### WORK TO COMPLETE
Your response should reproduce every line of the entries that contains the word "JSON".

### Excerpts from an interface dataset

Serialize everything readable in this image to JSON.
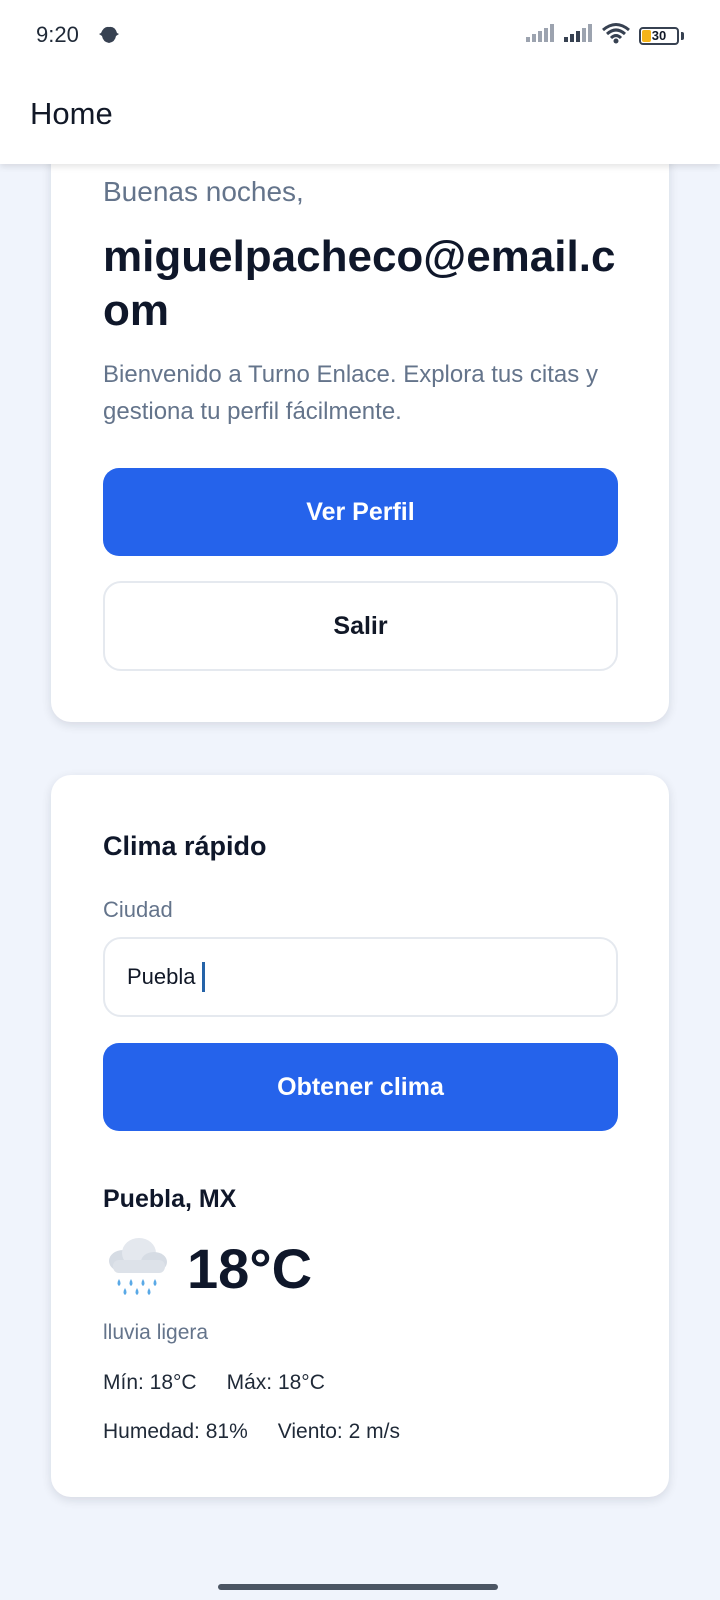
{
  "status_bar": {
    "time": "9:20",
    "battery_level": "30",
    "icons": [
      "notification-icon",
      "signal-icon",
      "signal-icon",
      "wifi-icon",
      "battery-icon"
    ]
  },
  "app_bar": {
    "title": "Home"
  },
  "profile_card": {
    "greeting": "Buenas noches,",
    "email": "miguelpacheco@email.com",
    "welcome": "Bienvenido a Turno Enlace. Explora tus citas y gestiona tu perfil fácilmente.",
    "view_profile_label": "Ver Perfil",
    "logout_label": "Salir"
  },
  "weather_card": {
    "title": "Clima rápido",
    "city_label": "Ciudad",
    "city_value": "Puebla",
    "button_label": "Obtener clima",
    "location": "Puebla, MX",
    "icon": "rain-cloud-icon",
    "temperature": "18°C",
    "description": "lluvia ligera",
    "min": "Mín: 18°C",
    "max": "Máx: 18°C",
    "humidity": "Humedad: 81%",
    "wind": "Viento: 2 m/s"
  },
  "colors": {
    "accent": "#2563eb",
    "background": "#f0f4fc",
    "muted_text": "#64748b",
    "battery": "#f5b41a"
  }
}
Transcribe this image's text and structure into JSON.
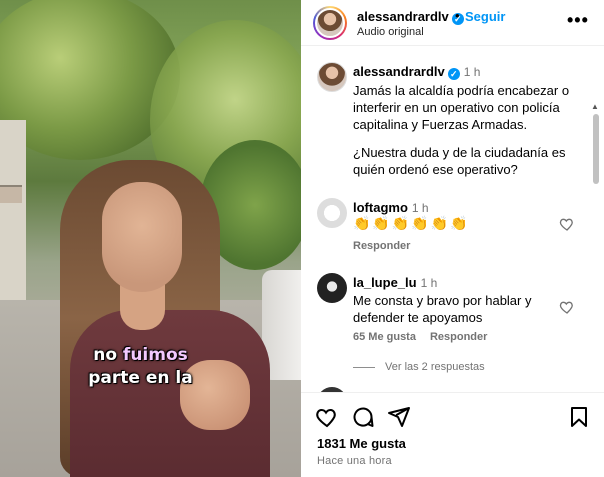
{
  "video": {
    "caption_line1_a": "no ",
    "caption_line1_b": "fuimos",
    "caption_line2": "parte en la"
  },
  "header": {
    "username": "alessandrardlv",
    "verified_mark": "✓",
    "separator": "•",
    "follow_label": "Seguir",
    "audio_label": "Audio original",
    "more_label": "•••"
  },
  "post": {
    "username": "alessandrardlv",
    "time": "1 h",
    "text_p1": "Jamás la alcaldía podría encabezar o interferir en un operativo con policía capitalina y Fuerzas Armadas.",
    "text_p2": "¿Nuestra duda y de la ciudadanía es quién ordenó ese operativo?"
  },
  "comments": [
    {
      "username": "loftagmo",
      "time": "1 h",
      "text": "👏👏👏👏👏👏",
      "reply_label": "Responder"
    },
    {
      "username": "la_lupe_lu",
      "time": "1 h",
      "text": "Me consta y bravo por hablar y defender te apoyamos",
      "likes_label": "65 Me gusta",
      "reply_label": "Responder",
      "view_replies": "Ver las 2 respuestas"
    }
  ],
  "footer": {
    "likes": "1831 Me gusta",
    "time_ago": "Hace una hora"
  },
  "icons": [
    "more-options-icon",
    "verified-icon",
    "heart-icon",
    "comment-icon",
    "share-icon",
    "bookmark-icon"
  ],
  "colors": {
    "accent": "#0095f6",
    "muted": "#737373",
    "text": "#000000"
  }
}
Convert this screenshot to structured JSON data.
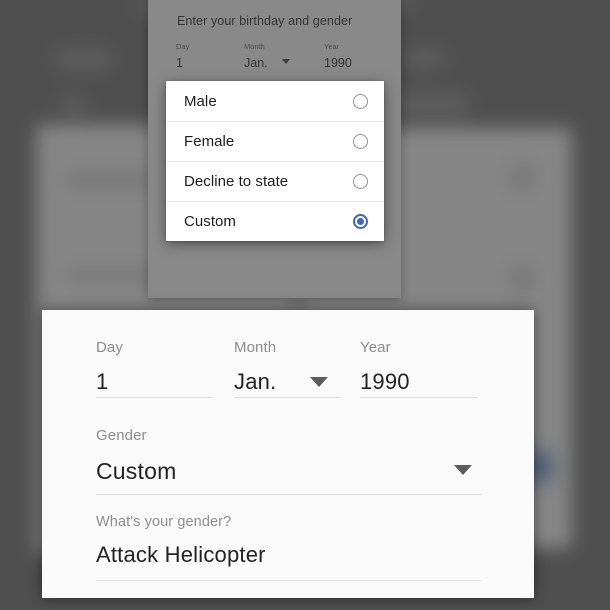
{
  "dialog_top": {
    "title": "Enter your birthday and gender",
    "fields": [
      {
        "label": "Day",
        "value": "1"
      },
      {
        "label": "Month",
        "value": "Jan."
      },
      {
        "label": "Year",
        "value": "1990"
      }
    ]
  },
  "gender_menu": {
    "options": [
      {
        "label": "Male",
        "selected": false
      },
      {
        "label": "Female",
        "selected": false
      },
      {
        "label": "Decline to state",
        "selected": false
      },
      {
        "label": "Custom",
        "selected": true
      }
    ],
    "selected_value": "Custom",
    "accent_color": "#3c68b4",
    "unselected_radio_color": "#949494"
  },
  "form": {
    "day": {
      "label": "Day",
      "value": "1"
    },
    "month": {
      "label": "Month",
      "value": "Jan."
    },
    "year": {
      "label": "Year",
      "value": "1990"
    },
    "gender": {
      "label": "Gender",
      "value": "Custom"
    },
    "custom_gender": {
      "label": "What's your gender?",
      "value": "Attack Helicopter"
    }
  },
  "icons": {
    "dropdown_caret": "chevron-down-icon"
  },
  "theme": {
    "scrim": "#6f6f6f",
    "card_background": "#fafafa",
    "menu_background": "#ffffff",
    "text_primary": "#232323",
    "text_secondary": "#8d8d8d",
    "underline": "#dcdcdc"
  }
}
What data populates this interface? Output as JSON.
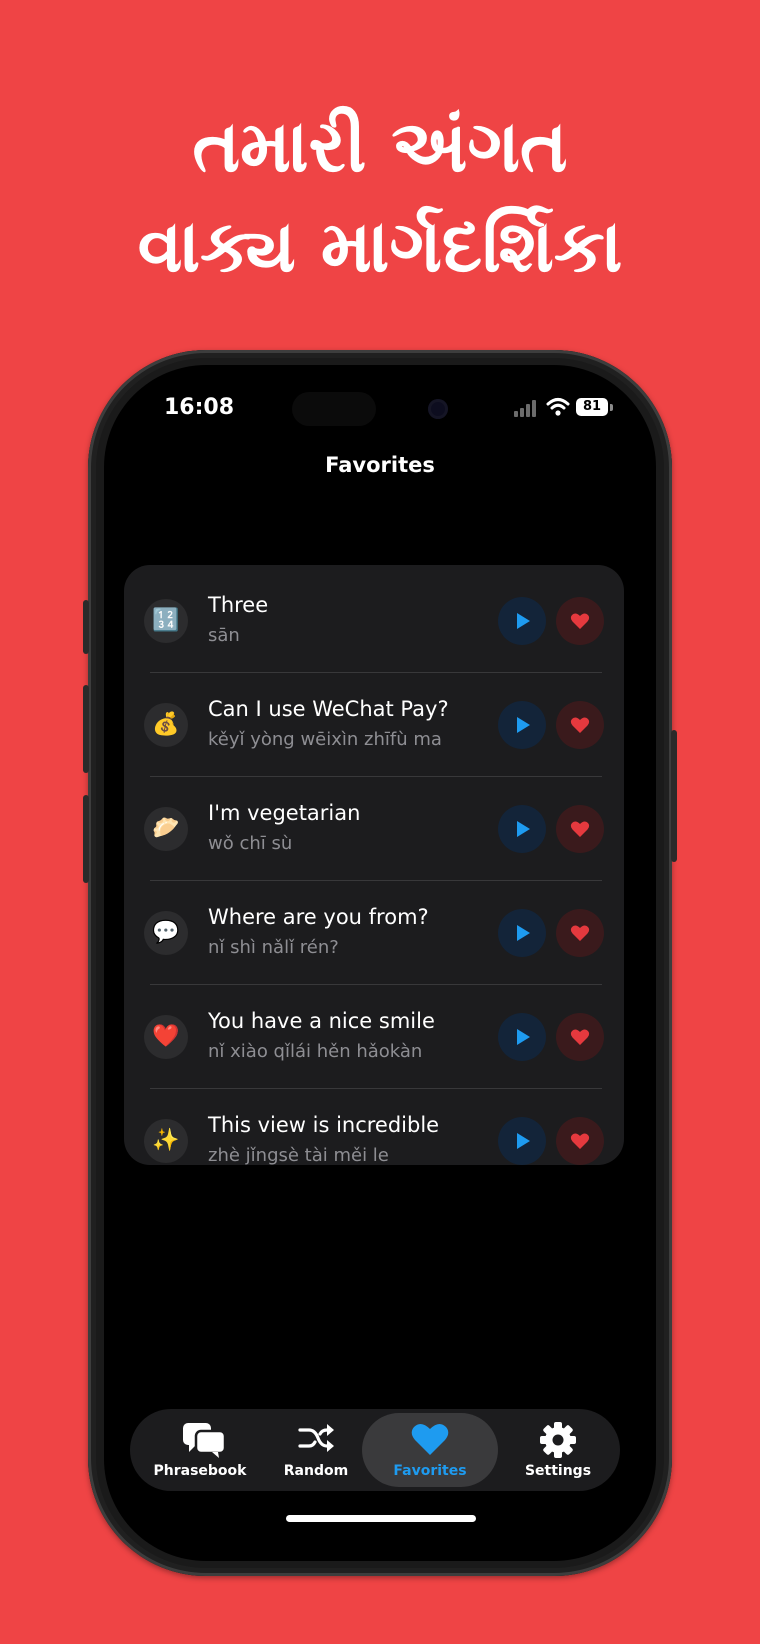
{
  "headline": {
    "line1": "તમારી અંગત",
    "line2": "વાક્ય માર્ગદર્શિકા"
  },
  "status_bar": {
    "time": "16:08",
    "battery": "81"
  },
  "nav": {
    "title": "Favorites"
  },
  "favorites": [
    {
      "emoji": "🔢",
      "emoji_icon": "input-numbers-icon",
      "phrase": "Three",
      "pinyin": "sān"
    },
    {
      "emoji": "💰",
      "emoji_icon": "money-bag-icon",
      "phrase": "Can I use WeChat Pay?",
      "pinyin": "kěyǐ yòng wēixìn zhīfù ma"
    },
    {
      "emoji": "🥟",
      "emoji_icon": "dumpling-icon",
      "phrase": "I'm vegetarian",
      "pinyin": "wǒ chī sù"
    },
    {
      "emoji": "💬",
      "emoji_icon": "speech-bubble-icon",
      "phrase": "Where are you from?",
      "pinyin": "nǐ shì nǎlǐ rén?"
    },
    {
      "emoji": "❤️",
      "emoji_icon": "red-heart-icon",
      "phrase": "You have a nice smile",
      "pinyin": "nǐ xiào qǐlái hěn hǎokàn"
    },
    {
      "emoji": "✨",
      "emoji_icon": "sparkles-icon",
      "phrase": "This view is incredible",
      "pinyin": "zhè jǐngsè tài měi le"
    }
  ],
  "tabs": [
    {
      "label": "Phrasebook",
      "icon": "speech-bubbles-icon",
      "selected": false
    },
    {
      "label": "Random",
      "icon": "shuffle-icon",
      "selected": false
    },
    {
      "label": "Favorites",
      "icon": "heart-icon",
      "selected": true
    },
    {
      "label": "Settings",
      "icon": "gear-icon",
      "selected": false
    }
  ],
  "colors": {
    "background": "#EF4445",
    "accent_blue": "#1E9BF0",
    "heart_red": "#E5393E"
  }
}
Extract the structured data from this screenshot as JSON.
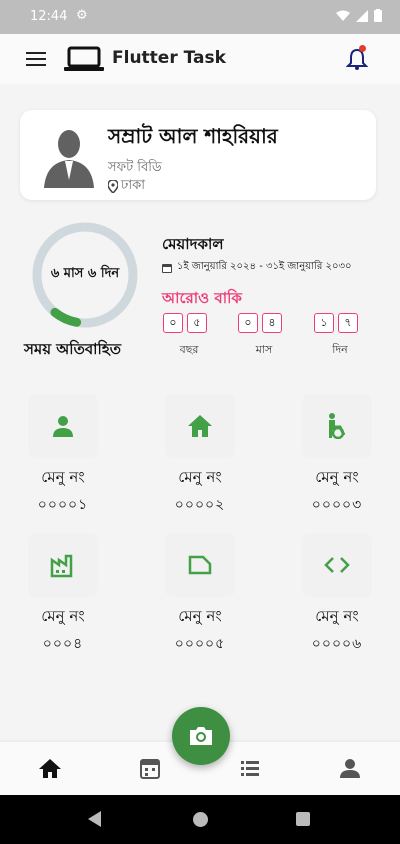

### RESULT
Serialize everything readable in this image to JSON.
Transcribe this image's text and structure into JSON.
Convert this screenshot to structured JSON data.
What data populates this interface? Output as JSON.
Extract the structured data from this screenshot as JSON.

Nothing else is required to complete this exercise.